Intersection of active zone plasticity and memory formation in the aging mushroom body

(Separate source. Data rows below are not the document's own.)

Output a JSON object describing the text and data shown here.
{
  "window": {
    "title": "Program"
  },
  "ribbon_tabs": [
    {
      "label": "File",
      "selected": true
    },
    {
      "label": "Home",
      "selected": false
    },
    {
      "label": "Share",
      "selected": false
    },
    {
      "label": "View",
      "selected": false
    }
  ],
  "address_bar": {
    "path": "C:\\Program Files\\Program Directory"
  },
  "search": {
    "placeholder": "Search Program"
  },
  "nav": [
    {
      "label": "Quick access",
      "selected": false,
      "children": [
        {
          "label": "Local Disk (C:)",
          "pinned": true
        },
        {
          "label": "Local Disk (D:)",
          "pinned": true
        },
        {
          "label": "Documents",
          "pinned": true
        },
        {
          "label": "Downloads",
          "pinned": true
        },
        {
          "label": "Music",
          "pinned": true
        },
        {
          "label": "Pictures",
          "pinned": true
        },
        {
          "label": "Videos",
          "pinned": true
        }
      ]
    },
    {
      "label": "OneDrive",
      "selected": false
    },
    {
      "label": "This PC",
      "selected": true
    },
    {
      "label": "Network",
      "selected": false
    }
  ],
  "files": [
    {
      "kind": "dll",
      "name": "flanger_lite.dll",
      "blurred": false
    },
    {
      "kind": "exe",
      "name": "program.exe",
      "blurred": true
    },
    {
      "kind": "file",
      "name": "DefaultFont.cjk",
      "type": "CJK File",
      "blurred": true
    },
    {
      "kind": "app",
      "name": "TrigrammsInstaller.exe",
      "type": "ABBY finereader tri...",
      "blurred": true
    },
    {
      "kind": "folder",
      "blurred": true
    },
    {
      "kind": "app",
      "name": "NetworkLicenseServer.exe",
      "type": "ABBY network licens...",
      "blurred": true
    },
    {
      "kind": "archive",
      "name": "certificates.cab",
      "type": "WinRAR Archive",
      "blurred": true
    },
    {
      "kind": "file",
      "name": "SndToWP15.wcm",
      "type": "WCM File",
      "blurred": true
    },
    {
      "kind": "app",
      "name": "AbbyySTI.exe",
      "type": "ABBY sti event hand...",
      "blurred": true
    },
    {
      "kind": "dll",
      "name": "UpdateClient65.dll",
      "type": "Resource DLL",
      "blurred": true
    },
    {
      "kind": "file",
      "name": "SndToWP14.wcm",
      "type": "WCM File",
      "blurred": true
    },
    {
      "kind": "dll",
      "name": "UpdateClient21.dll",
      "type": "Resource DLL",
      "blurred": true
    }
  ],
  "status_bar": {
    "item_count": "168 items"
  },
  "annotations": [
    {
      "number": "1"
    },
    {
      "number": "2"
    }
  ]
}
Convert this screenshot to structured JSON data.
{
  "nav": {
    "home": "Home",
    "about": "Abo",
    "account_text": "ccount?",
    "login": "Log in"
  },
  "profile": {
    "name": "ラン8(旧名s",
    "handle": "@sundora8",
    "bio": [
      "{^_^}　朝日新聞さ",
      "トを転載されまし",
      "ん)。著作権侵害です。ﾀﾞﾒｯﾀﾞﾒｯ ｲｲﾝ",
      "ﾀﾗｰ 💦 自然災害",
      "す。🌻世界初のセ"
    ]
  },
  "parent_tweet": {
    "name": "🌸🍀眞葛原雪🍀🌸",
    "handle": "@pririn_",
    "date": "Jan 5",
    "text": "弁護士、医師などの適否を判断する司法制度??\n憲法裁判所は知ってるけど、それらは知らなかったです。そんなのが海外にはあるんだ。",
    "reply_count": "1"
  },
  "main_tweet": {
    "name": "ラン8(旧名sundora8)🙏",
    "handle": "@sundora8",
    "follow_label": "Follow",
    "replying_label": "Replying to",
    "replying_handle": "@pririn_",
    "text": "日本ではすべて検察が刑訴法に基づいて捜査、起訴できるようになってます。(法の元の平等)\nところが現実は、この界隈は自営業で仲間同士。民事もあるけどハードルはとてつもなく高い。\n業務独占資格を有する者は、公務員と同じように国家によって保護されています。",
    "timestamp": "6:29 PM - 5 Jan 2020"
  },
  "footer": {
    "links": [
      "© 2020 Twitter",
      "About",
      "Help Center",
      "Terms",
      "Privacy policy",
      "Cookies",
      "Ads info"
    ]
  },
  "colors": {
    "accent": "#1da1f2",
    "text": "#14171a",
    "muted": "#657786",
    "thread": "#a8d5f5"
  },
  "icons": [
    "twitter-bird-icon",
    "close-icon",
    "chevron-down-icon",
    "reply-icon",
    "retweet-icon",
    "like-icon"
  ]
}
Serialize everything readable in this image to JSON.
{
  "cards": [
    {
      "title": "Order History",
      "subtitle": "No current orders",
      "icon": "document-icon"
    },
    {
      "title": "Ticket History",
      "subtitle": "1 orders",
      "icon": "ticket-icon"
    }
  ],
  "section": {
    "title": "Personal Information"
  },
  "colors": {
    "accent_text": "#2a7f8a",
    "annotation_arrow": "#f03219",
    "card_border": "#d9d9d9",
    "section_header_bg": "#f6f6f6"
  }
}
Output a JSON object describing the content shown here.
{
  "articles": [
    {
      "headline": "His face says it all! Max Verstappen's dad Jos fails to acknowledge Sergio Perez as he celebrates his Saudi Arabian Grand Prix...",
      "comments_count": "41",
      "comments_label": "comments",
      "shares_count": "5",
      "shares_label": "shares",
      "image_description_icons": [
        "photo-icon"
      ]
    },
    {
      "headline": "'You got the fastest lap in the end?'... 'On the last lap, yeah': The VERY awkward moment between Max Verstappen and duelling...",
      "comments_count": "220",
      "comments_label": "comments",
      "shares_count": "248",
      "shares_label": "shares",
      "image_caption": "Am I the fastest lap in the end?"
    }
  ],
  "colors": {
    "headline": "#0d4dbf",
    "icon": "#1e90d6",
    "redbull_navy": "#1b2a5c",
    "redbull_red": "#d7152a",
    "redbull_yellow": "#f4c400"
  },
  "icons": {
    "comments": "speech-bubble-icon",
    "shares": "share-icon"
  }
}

Aging is accompanied by cognitive decline in a major segment of the population, with age-induced memory impairment (AMI) emerging as one of the top public health threats. At the same time, however, the aging of the brain has not been well understood at a molecular and cellular level. A fundamental challenge when studying cognitive aging is the differentiation between causative and correlative or even adaptive and protective changes. As a result of this, causal relations between molecular and cellular aspects of brain aging, on the one hand, and AMI, on the other hand, have hardly been established. This is also due to the aging process being subject to a complex interplay of regulatory and executive mechanisms.Activity-dependent synaptic plasticity is considered necessary and sufficient for the encoding and storage of memories across all animal model systems investigated. In fact, instead of emphasizing the loss of neurons, several studies in rodent models are now pointing towards rather subtle age-related synaptic alterations in the hippocampus and other parts of the cortical brain as being associated with AMI. Synapses, however, are complex “nanomachines” whose in vivo operational principles we are just beginning to understand. Causal connections between age-associated synaptic changes and AMI have not been systematically achieved. In this grant, I formulate a novel "multiscale" approach, which will help to close this gap by connecting directly between the functional and structural status of memory-relevant synapses with the behavioral level, and this across the lifetime of our model. We start from a unique set of findings and tools enabling us to connect molecular synaptic phenomena with AMI directly.